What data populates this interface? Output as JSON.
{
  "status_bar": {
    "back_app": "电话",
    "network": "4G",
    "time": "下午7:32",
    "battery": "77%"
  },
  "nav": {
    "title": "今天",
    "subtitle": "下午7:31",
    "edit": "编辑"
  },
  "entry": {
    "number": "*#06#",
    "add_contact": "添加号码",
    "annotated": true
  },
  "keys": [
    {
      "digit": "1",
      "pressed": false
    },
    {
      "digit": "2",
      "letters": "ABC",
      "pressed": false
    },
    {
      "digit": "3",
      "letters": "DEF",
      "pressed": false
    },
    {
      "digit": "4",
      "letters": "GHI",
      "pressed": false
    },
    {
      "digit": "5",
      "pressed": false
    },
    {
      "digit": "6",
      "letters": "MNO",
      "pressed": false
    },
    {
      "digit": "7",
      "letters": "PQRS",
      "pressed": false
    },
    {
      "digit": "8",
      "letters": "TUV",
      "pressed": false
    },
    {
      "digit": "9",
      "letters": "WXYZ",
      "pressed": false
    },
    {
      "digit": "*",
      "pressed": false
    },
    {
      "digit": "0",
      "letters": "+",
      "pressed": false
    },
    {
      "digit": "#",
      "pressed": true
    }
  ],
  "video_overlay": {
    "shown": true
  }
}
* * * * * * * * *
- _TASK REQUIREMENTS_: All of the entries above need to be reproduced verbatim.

- _REPLY_:
What data populates this interface? Output as JSON.
{
  "status_bar": {
    "back_app": "电话",
    "network": "4G",
    "time": "下午7:32",
    "battery": "77%"
  },
  "nav": {
    "title": "今天",
    "subtitle": "下午7:31",
    "edit": "编辑"
  },
  "entry": {
    "number": "*#06#",
    "add_contact": "添加号码",
    "annotated": true
  },
  "keys": [
    {
      "digit": "1",
      "pressed": false
    },
    {
      "digit": "2",
      "letters": "ABC",
      "pressed": false
    },
    {
      "digit": "3",
      "letters": "DEF",
      "pressed": false
    },
    {
      "digit": "4",
      "letters": "GHI",
      "pressed": false
    },
    {
      "digit": "5",
      "pressed": false
    },
    {
      "digit": "6",
      "letters": "MNO",
      "pressed": false
    },
    {
      "digit": "7",
      "letters": "PQRS",
      "pressed": false
    },
    {
      "digit": "8",
      "letters": "TUV",
      "pressed": false
    },
    {
      "digit": "9",
      "letters": "WXYZ",
      "pressed": false
    },
    {
      "digit": "*",
      "pressed": false
    },
    {
      "digit": "0",
      "letters": "+",
      "pressed": false
    },
    {
      "digit": "#",
      "pressed": true
    }
  ],
  "video_overlay": {
    "shown": true
  }
}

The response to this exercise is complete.